- PROBLEM REQUIREMENTS
Across the entries below, how many lines contain the word "تحویل"? Give the number alone.

Web page and app entries:
[Start of Attachment]

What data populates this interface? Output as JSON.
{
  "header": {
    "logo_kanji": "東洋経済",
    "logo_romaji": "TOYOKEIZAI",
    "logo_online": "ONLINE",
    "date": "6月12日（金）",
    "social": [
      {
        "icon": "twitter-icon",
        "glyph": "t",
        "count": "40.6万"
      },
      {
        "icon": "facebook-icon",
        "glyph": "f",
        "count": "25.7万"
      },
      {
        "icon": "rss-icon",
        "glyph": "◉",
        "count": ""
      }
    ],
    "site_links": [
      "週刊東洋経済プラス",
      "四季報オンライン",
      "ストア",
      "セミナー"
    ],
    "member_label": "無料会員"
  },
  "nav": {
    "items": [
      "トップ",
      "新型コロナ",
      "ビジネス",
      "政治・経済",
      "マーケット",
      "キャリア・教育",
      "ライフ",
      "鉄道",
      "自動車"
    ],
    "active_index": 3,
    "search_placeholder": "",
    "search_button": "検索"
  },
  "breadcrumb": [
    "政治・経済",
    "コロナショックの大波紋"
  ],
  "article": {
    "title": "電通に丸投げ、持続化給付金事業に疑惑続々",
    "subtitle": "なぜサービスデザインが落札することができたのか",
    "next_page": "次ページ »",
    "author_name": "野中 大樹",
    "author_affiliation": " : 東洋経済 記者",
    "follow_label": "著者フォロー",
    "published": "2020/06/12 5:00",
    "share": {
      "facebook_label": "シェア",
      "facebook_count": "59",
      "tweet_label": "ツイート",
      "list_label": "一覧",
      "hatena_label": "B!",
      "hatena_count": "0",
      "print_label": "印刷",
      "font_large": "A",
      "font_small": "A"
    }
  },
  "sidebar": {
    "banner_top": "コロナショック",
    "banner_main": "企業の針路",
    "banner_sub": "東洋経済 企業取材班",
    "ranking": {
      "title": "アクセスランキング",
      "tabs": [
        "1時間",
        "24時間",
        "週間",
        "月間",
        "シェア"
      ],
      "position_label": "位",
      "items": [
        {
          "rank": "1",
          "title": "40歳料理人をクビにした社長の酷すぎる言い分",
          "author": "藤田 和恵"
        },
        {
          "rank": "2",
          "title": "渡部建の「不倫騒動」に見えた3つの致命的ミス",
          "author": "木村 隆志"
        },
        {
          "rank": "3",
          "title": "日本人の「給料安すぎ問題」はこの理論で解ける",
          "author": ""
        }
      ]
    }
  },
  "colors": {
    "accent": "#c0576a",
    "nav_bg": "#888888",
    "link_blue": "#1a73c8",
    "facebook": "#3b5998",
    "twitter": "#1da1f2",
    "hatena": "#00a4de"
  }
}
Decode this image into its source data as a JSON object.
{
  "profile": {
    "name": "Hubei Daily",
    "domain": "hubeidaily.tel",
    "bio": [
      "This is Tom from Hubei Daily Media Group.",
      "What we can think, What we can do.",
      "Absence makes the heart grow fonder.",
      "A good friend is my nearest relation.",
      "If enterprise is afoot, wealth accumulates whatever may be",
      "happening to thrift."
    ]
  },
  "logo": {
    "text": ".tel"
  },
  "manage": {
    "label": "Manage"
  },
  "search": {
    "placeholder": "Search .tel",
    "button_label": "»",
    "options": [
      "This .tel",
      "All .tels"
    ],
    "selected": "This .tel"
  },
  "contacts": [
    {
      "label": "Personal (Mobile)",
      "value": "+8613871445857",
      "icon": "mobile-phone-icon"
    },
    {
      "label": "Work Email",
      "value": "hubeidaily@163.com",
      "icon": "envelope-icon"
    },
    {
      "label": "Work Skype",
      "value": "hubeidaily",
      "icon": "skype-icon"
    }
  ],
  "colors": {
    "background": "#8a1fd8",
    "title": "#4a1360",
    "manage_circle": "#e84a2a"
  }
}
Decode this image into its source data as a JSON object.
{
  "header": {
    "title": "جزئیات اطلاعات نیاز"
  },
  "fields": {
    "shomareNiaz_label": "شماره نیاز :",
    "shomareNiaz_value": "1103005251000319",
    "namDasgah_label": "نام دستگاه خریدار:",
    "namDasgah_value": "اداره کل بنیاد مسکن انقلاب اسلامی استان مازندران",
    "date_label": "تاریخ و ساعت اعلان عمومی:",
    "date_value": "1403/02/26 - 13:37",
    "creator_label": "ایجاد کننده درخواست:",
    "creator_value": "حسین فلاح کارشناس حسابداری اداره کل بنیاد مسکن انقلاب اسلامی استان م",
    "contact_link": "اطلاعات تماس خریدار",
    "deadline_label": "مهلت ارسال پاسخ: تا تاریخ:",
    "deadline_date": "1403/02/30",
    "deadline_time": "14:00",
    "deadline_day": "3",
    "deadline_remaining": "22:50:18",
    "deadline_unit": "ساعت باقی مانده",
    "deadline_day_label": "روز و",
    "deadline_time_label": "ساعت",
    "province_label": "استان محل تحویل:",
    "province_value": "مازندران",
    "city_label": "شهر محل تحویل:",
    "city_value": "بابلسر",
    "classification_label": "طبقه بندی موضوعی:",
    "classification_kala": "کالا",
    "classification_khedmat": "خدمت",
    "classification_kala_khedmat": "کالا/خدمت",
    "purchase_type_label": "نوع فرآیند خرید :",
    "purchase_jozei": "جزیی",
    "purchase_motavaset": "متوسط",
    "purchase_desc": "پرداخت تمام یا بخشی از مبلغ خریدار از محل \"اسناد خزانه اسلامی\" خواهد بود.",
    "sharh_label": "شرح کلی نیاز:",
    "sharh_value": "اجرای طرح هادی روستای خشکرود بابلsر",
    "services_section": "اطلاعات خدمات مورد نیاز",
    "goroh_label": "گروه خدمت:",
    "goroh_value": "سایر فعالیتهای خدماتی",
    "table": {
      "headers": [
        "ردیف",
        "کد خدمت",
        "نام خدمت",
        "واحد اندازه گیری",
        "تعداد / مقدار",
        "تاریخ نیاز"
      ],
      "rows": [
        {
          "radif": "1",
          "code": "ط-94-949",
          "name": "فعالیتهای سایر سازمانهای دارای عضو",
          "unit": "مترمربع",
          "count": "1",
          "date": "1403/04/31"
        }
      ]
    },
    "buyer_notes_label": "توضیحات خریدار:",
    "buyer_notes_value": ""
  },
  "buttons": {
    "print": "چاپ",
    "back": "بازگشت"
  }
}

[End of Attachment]

- EXPECTED ANSWER
2